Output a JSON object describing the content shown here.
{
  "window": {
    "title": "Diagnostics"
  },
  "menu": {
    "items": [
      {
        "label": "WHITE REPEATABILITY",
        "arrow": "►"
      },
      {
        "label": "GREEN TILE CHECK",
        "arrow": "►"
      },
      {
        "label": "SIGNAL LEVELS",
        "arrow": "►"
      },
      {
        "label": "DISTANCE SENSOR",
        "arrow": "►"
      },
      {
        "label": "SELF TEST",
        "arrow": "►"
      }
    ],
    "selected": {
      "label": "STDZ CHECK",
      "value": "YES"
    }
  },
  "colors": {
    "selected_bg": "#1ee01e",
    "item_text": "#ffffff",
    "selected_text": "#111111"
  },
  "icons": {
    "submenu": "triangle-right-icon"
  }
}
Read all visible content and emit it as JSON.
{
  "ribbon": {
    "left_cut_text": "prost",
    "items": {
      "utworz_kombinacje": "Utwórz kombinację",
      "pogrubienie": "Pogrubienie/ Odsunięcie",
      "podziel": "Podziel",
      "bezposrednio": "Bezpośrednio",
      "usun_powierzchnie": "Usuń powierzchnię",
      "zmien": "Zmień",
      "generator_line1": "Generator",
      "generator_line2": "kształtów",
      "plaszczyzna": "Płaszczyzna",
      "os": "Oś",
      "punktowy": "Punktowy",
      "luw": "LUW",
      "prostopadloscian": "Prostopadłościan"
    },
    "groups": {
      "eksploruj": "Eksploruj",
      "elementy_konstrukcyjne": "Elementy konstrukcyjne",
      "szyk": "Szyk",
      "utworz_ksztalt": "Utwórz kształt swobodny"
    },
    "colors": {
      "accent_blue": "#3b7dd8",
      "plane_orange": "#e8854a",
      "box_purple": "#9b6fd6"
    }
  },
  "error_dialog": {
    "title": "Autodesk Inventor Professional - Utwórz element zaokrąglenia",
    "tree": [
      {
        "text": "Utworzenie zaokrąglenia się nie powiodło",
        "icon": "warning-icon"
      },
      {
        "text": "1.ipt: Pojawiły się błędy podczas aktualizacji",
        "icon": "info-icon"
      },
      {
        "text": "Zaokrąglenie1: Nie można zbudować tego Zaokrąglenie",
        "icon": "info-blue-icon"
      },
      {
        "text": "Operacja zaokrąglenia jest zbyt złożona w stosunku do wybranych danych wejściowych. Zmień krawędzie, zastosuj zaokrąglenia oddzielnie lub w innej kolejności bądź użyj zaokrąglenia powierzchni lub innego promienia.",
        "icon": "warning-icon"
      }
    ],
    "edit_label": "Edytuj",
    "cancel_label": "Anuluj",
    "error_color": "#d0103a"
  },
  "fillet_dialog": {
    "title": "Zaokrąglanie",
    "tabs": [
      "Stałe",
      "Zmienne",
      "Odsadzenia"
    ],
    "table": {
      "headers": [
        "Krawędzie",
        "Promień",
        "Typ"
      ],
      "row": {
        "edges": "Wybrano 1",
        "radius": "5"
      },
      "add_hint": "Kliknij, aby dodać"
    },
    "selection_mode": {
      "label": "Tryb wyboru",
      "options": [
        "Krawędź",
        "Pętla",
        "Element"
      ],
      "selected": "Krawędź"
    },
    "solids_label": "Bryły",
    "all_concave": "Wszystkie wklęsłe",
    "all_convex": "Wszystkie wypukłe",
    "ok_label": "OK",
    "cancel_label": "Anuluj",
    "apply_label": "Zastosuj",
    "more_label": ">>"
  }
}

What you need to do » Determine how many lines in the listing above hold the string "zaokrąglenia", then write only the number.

Output of the task » 3